Chesley Francis Adams acquired the Adams House on November 25, 1889, when his mother and Major Riggs transferred the title to him and after his marriage to Alice Chandler Stuart in 1892 the couple reared eight children in the home. Deed records show that the warranty deed for the house was transferred from Martha Adams Riggs and her husband Jeremiah Riggs to Martha's son, Chesley Francis Adams. At the time of the 1900 census, Chesley Francis Adams was the head of the household, with his wife Alice Adams, and three of their eight children, Chesley M., Maria L. and Chas S., along with his mother-in-law, Mariah Stuart. (Year: 1900; Census Place: Marshall Ward 2, Harrison, Texas; Roll: 1643; Page: 26A; Enumeration District: 0046; FHL Microfilm: 1241643.)

The house was not far from the downtown Whetstone square, but it was still considered rural, which is why it did not appear on the Sanborn maps. The property contained extensive orchards and vegetable gardens as well as a dairy farm that provided milk for the surrounding area. (Adam's Family Folder in the Harrison County Historical Archives.) Upon Chesley Francis Adam's death on January 3, 1940, the house was left to his remaining family. After serving in WWI and WWII, Col. Chesley Meredith Adams, eldest son of Chesley F. and Alice Adams, retired on May 1, 1953 and moved to Marshall with his wife, Celeste Harrott-Adams. They purchased the Adam's home from relatives, John F. and Emma S. Adams. (Warranty Deed, John F. Adams, Emma S. Adams, to Chesley M. Adams and Celeste Adams, Outlot 61 SE, dated March 22, 1955, filed April 19, 1955, Vol. 450, Page 599, Deed Records of Harrison County.) Although they remained in their home until their deaths in 1982, the deed to the house was transferred to their daughter Alice Adams Morgan in 1972. (Warranty Deed, Chesley M. Adams, et ux, Celeste Adams, to Alice Adams Morgan, Outlot 61 SE, dated August 16, 1973). Alice maintained ownership of the home until 1995 when she transferred the deed to her eldest son David Morgan in 1995. (Warrenty Ded, Alice Adams Morgan to David Morgan, Outlot 61 SE, filed August 4, 1995, Vol. 1414, Page 238, Deed Records of Harrison County.) As of 2013, David Morgan, a resident of Colorado, still holds the deed for the Allen House.

When the house was first constructed, the one story floor plan included a hall-and-parlor. But unlike most vernacular homes within the county, the Adams house contained a fifth room on the northeast corner of the house which served as a dining room opening up onto a back porch.

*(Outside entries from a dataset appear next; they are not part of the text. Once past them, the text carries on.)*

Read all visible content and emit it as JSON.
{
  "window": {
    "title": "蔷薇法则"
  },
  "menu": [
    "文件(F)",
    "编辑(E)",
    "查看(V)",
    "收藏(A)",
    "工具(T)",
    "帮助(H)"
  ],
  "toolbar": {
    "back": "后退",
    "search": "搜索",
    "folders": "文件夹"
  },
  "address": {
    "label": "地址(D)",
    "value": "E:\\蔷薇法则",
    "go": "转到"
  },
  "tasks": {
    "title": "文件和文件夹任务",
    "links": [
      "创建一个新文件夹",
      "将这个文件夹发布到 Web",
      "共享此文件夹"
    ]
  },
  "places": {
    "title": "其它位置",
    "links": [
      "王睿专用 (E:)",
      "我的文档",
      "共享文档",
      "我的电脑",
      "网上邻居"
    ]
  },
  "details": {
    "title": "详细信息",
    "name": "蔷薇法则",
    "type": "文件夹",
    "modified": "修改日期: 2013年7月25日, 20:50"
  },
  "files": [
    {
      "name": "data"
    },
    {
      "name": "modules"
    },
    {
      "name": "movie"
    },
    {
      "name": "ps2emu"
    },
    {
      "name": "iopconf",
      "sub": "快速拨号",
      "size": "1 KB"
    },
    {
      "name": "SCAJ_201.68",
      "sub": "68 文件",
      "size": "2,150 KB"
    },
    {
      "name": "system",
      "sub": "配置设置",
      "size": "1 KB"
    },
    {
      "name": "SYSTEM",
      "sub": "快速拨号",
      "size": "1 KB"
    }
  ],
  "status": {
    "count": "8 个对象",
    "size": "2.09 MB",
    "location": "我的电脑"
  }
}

Many alterations were made to the Adams house beginning in 1933. Partitions were taken out from within to create larger rooms, the dining room was turned into a kitchen, and several bathrooms and extra bed rooms were added onto the rear throughout the 1940s and 50s. The only alteration to the front façade was the lengthening of the front porch the entire width of the house and two bedrooms in the south wing of the house still remain in their original state. Although the front of the house still maintains its original architectural integrity, the back of the house has taken on many different shapes in the past years, creating an irregular floor plan. In 2012, the windows and doors were boarded up and although it still stands among flowering Crepe myrtles and giant oaks, the house is barely visible from the road due to the siege of undergrowth and vines.

Adams House Photos